## Exercise description
Copy each line in the data that includes the word "this".

= = =

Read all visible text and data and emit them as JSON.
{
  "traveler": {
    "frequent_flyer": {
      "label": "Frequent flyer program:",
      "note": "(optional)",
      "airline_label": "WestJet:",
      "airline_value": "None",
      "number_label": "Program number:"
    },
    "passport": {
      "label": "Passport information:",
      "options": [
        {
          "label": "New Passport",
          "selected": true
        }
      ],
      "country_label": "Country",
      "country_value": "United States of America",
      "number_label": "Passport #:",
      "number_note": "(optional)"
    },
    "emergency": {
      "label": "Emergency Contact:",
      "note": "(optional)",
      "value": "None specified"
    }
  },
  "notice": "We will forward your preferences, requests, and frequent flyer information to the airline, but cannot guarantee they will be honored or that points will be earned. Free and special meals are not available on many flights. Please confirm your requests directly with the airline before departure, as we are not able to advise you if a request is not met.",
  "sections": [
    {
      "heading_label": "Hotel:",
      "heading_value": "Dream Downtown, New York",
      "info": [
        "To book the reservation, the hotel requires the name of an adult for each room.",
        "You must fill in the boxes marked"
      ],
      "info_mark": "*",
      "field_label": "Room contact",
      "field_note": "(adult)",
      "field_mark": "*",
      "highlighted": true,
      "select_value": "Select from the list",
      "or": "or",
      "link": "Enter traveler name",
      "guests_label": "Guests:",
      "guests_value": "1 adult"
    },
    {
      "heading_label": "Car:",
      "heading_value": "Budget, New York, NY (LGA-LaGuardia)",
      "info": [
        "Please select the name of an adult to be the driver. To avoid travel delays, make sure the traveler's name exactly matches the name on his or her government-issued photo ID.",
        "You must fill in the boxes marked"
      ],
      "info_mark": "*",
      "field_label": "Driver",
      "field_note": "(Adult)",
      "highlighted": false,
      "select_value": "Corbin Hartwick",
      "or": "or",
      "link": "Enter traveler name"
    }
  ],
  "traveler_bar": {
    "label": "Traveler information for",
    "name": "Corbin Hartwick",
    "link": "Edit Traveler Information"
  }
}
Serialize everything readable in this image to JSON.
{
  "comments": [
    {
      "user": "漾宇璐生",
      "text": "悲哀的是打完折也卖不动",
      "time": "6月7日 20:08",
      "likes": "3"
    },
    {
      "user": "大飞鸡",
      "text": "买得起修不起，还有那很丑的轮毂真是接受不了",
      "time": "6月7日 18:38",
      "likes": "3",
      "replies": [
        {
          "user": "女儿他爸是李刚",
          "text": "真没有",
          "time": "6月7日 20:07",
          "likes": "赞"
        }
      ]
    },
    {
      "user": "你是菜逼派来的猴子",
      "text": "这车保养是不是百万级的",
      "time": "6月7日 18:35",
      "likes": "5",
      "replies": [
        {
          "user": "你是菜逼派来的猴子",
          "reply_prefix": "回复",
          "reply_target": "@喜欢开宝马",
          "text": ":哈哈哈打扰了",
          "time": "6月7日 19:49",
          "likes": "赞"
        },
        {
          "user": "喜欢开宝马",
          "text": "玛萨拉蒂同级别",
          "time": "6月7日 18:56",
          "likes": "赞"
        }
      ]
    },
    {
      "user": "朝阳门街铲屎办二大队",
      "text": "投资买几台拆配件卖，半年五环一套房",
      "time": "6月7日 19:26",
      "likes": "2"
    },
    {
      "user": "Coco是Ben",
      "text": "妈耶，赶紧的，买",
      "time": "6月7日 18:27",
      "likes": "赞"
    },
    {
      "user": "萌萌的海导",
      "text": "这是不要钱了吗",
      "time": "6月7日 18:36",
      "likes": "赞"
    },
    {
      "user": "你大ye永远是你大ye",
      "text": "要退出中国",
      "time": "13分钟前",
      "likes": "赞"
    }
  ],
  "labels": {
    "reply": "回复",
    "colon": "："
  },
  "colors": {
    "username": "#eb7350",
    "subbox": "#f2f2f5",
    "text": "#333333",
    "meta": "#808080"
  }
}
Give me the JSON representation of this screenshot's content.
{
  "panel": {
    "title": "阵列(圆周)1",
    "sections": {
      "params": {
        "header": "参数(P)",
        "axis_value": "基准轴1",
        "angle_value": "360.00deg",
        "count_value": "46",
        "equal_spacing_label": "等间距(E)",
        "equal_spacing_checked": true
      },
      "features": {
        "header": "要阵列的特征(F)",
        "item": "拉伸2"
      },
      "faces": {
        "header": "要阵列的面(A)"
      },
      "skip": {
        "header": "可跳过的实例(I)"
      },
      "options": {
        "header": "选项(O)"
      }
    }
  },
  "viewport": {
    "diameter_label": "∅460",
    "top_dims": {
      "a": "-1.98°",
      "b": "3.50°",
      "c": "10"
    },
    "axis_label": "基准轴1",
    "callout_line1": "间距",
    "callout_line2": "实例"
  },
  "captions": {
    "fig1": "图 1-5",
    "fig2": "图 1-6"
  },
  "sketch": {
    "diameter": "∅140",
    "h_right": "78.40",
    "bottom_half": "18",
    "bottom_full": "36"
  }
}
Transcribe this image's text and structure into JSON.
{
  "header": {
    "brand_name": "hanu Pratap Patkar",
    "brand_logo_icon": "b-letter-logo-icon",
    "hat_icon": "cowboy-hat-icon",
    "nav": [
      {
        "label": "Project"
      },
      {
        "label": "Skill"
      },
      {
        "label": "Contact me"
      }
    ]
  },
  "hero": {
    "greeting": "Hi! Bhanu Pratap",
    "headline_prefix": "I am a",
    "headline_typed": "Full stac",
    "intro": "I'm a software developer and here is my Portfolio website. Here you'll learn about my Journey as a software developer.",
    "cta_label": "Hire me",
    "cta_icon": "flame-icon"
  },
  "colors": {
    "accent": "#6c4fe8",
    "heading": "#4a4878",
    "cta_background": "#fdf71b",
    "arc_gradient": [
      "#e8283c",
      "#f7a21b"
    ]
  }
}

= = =

## Answer area
Serialize everything readable in this image to JSON.
Give me the JSON representation of this screenshot's content.
Transcribe this image's text and structure into JSON.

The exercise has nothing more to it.